But in emailed comments to Reuters, Nokia said interaction between protesters and police had been "restrained (and) peaceful", adding it was continuing to talk to the protesters.
"Our manufacturing operations in Dongguan continue," it said. "To accommodate the temporary situation, we have also adjusted our operations in other manufacturing facilities."
About 30 police officers kept watch as workers clad in white Nokia uniforms held up banners with the slogans "Legally protect our rights" and "Demand fair compensation."
Six protesters interviewed by Reuters said they had not heard from management. "They won't do anything until things reach a critical stage," said another worker who gave only his surname, Yang, and said he had worked at the factory for two years.
The precise nature of the employees' grievances was not immediately clear, but an industry source with direct knowledge of the protest said Nokia had balked at what it saw as a demand for severance packages to workers who would retain their jobs under Microsoft.
The source, who declined to be named, said he did not expect lay-offs at the 5,000-worker plant as a result of the deal with Microsoft, and denied claims from factory workers interviewed by Reuters that the Microsoft deal affected the pay of thousands of employees.
Lack of trust in employers has often led Chinese workers to balk at takeovers they fear will worsen employment conditions, and the confrontation in the industrial city of Dongguan marked the latest incident in a wave of industrial unrest at Chinese affiliates of foreign manufacturing firms.
In July, workers at a joint venture of US-based Cooper Tire & Rubber Co and state-owned tyremaker Chengshan Group went on strike after Cooper agreed to be bought by an Indian firm.

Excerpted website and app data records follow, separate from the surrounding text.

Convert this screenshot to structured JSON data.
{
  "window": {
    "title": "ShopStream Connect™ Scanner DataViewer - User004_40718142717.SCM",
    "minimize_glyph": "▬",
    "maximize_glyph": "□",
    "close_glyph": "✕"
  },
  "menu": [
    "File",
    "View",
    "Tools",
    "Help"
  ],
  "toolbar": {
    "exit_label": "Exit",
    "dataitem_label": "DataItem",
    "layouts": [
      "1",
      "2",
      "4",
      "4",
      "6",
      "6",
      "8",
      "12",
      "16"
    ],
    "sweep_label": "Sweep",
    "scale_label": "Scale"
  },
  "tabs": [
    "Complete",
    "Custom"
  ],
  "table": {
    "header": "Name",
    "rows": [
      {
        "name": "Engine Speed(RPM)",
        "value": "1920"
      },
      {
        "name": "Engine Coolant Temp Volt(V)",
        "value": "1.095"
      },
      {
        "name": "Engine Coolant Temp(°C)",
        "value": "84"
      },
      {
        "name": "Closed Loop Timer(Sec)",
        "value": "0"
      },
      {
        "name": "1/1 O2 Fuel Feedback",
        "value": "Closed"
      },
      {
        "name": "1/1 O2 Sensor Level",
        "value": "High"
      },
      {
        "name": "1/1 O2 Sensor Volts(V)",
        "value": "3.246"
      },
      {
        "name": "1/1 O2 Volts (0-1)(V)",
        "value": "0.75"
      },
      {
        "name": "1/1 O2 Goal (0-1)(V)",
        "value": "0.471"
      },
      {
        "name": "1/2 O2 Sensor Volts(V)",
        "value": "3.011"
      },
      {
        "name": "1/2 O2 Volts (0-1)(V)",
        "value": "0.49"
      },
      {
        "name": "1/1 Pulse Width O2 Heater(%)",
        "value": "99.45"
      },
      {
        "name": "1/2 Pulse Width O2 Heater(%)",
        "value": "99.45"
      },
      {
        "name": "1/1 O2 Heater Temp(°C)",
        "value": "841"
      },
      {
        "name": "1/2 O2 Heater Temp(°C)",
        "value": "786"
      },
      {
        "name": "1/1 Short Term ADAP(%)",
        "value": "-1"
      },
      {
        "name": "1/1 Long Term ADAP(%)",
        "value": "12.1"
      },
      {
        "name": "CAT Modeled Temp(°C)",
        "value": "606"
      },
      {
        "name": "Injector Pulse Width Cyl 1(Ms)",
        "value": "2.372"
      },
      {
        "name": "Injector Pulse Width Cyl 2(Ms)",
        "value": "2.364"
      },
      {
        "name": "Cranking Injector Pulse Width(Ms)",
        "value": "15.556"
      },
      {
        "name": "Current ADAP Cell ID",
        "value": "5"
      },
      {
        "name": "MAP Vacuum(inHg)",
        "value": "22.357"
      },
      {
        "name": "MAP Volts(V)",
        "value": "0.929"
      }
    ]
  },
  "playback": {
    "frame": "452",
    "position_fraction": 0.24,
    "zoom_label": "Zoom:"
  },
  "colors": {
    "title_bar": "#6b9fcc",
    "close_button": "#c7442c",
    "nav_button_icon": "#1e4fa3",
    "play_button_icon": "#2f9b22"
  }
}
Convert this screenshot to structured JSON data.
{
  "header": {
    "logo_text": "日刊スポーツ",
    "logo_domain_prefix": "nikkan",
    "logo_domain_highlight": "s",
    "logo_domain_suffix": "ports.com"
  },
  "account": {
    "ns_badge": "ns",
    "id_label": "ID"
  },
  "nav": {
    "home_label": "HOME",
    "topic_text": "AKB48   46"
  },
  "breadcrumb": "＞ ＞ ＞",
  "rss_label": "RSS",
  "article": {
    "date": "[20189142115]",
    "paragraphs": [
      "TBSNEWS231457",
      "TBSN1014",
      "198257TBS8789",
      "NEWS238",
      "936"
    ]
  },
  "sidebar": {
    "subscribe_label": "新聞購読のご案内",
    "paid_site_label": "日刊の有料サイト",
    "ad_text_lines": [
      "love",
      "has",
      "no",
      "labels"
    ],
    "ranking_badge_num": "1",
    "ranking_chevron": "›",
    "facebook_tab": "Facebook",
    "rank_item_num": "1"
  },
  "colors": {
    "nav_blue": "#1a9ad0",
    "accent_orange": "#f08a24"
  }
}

Protesters said they doubted the ability of Indian tyremaker Apollo Tyres to bail out Cooper's debts, and Chengshan eventually asked to dissolve the partnership.